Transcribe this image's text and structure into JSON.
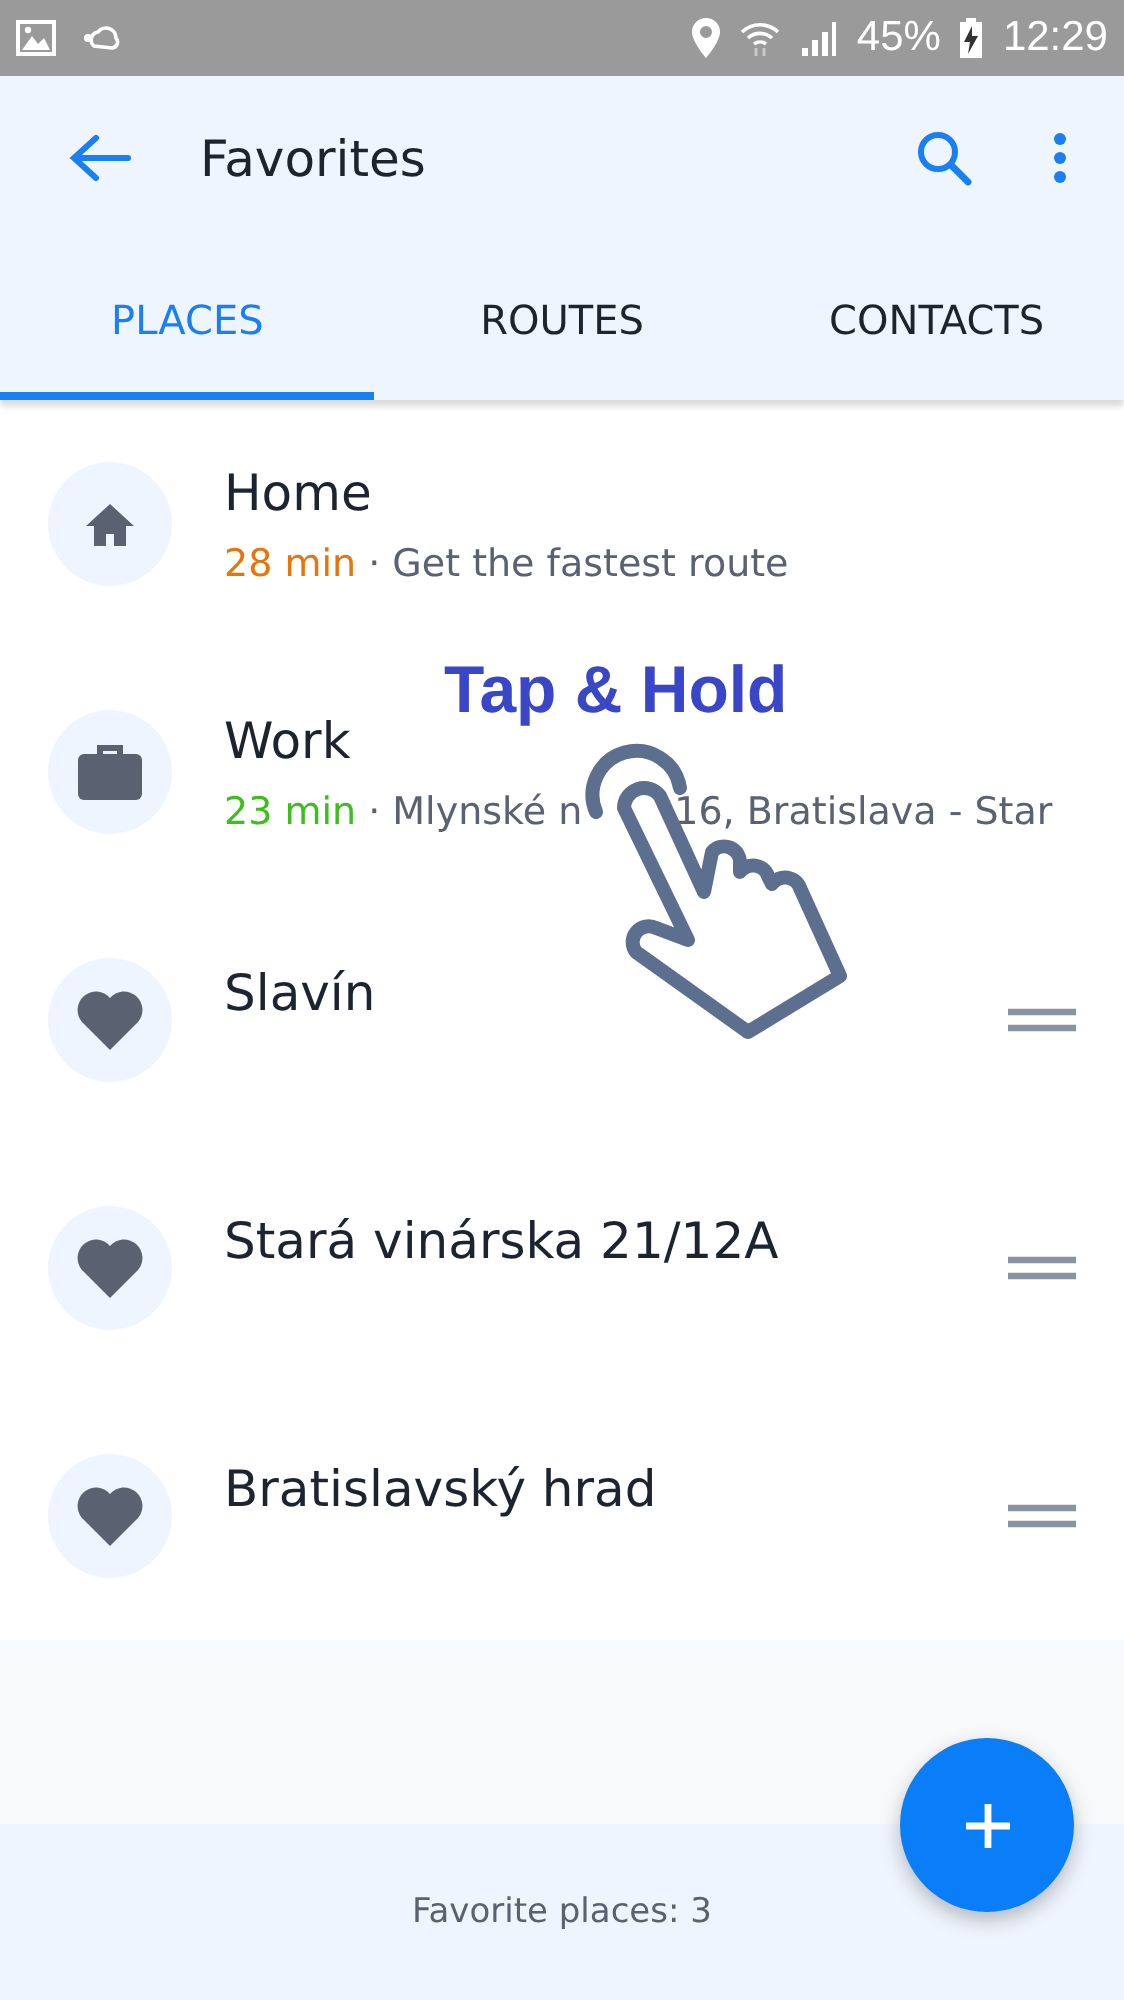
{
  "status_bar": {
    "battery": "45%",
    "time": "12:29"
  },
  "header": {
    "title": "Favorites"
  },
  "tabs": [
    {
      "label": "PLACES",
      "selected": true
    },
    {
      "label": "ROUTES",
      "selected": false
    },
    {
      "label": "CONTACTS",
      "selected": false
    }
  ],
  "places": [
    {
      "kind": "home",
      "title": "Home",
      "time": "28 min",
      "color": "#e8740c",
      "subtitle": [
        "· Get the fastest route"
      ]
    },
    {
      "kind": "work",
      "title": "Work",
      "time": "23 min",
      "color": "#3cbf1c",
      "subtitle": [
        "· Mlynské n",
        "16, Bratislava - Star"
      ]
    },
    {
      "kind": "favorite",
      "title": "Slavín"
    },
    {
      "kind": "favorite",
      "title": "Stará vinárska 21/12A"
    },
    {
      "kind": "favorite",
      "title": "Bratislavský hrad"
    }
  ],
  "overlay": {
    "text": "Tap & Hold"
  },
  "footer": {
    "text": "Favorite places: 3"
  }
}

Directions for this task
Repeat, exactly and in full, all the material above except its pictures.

Reply to the exercise
Transcribe this image's text and structure into JSON.
{
  "status_bar": {
    "battery": "45%",
    "time": "12:29"
  },
  "header": {
    "title": "Favorites"
  },
  "tabs": [
    {
      "label": "PLACES",
      "selected": true
    },
    {
      "label": "ROUTES",
      "selected": false
    },
    {
      "label": "CONTACTS",
      "selected": false
    }
  ],
  "places": [
    {
      "kind": "home",
      "title": "Home",
      "time": "28 min",
      "color": "#e8740c",
      "subtitle": [
        "· Get the fastest route"
      ]
    },
    {
      "kind": "work",
      "title": "Work",
      "time": "23 min",
      "color": "#3cbf1c",
      "subtitle": [
        "· Mlynské n",
        "16, Bratislava - Star"
      ]
    },
    {
      "kind": "favorite",
      "title": "Slavín"
    },
    {
      "kind": "favorite",
      "title": "Stará vinárska 21/12A"
    },
    {
      "kind": "favorite",
      "title": "Bratislavský hrad"
    }
  ],
  "overlay": {
    "text": "Tap & Hold"
  },
  "footer": {
    "text": "Favorite places: 3"
  }
}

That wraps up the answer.